The most historically accurate & likely truth to the legend is that the Stockums simply fell victim to the hard times & rampantly spreading deadly diseases of the mid to late 1800s, which had little trouble in wiping out a majority of family members within a home & passing on to its visitors. Rumors of the cause were mistaken by some who encountered the cemetery back in the day & didn’t know any better, then exaggerated as time went on. Many of Bacon’s other residents, including the Fowlers & Dulings mentioned in this listing, were buried in Plainfield Cemetery on Jacobsport Dr in Coshocton.
Thanks to group member Chelssie (Thompson) Hanson for providing the listing lead, pic, & some of the info on Stockum Cemetery!
Roscoe, OH (Roscoe Village) – (1816 – present canal town abandoned over time but is now a restored community)
Classification: historic town
Location: City Of Coshocton, Coshocton County – On N Whitewoman St off of SR 541 (Chestnut St)
The formerly mostly abandoned Roscoe Village has been restored & annexed into the city of Coshocton which was once its rival directly across the Muskingum River. Roscoe was originally called Caldersburg, settled by James Calder in 1816. James was a merchant whose business failed in Coshocton.
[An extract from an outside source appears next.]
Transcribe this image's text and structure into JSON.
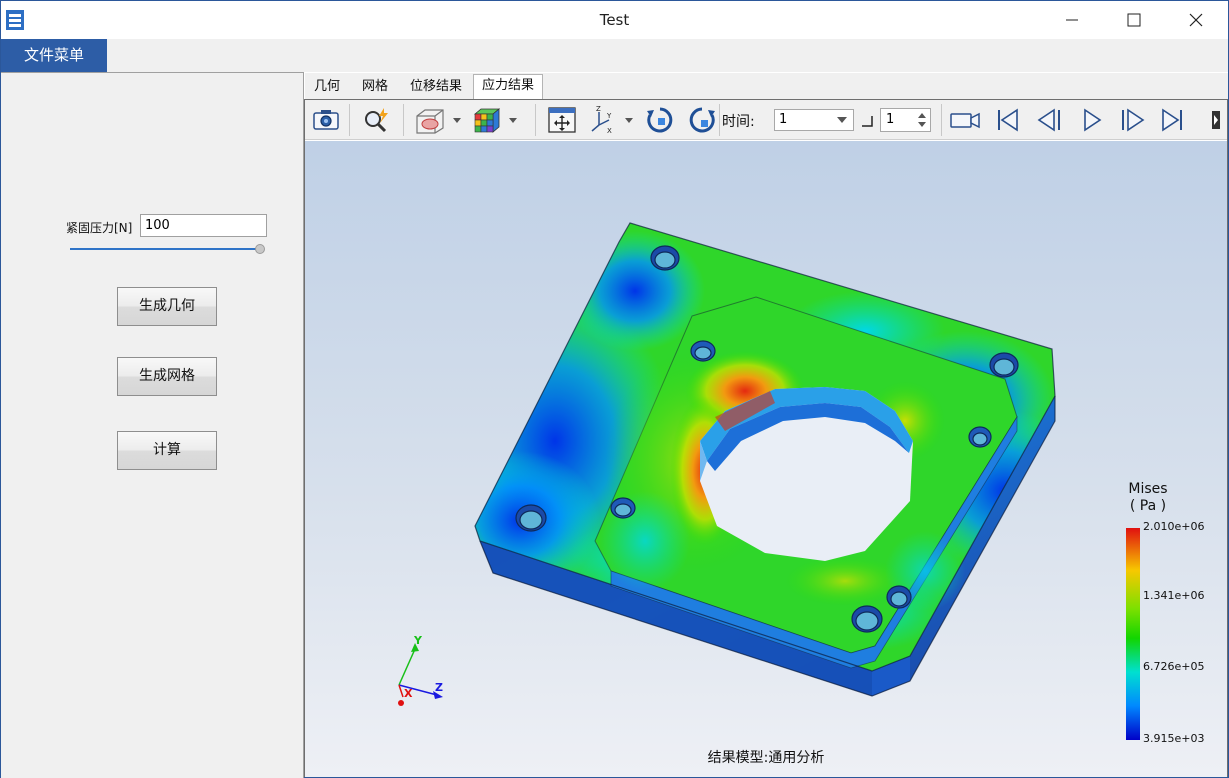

After building his cabin, James had a 24 x 50 log tavern & hotel built on the land & platted Caldersburg with 67 lots. Another brick tavern was built in 1821 & the first business opened in 1825. Caldersburg had a post office from 1825 – 1831.
The town’s boom hit when the Ohio & Erie canal arrived. Construction began in 1827 & was completed in 1830. A church & a new post office were built in 1831, the same year the town changed its name to Roscoe, after William Roscoe, a popular English author. The Walhonding Canal was constructed from 1836 – 1842. It stretched northwest to the edge of Coshocton County & connected to the Ohio & Erie Canal at Roscoe. When it was completed, Roscoe became one of the most important shipping centers on the entire canal system in Ohio. Many of the townspeople would come out to greet new boat arrivals. In the 1840s Roscoe had 5 dry goods stores, 2 saw mills & flour mills, 2 grocery stores, a grain warehouse, & every other kind of business that a modern towns had in that era.
Unfortunately Roscoe lost its railroad hopes as the city of Coshocton was chosen for a stations on the Wheeling & Lake Erie Railroad & the PCC & St. Louis Railroad. Roscoe’s worst fear came in 1913 when its canal system was almost totally destroyed in the massive flood that year. The town continued to lose population over the next few decades & the post office was disbanded in 1961. A few years later, Edward & Francis Montgomery started efforts to restore the aging businesses & homes in Roscoe. The Roscoe Village Foundation was formed which did an awesome job restoring the historic district! Although Roscoe is in the city of Coshocton these days, it still has its own identity & small town charm.
Town Website – https://roscoevillage.com/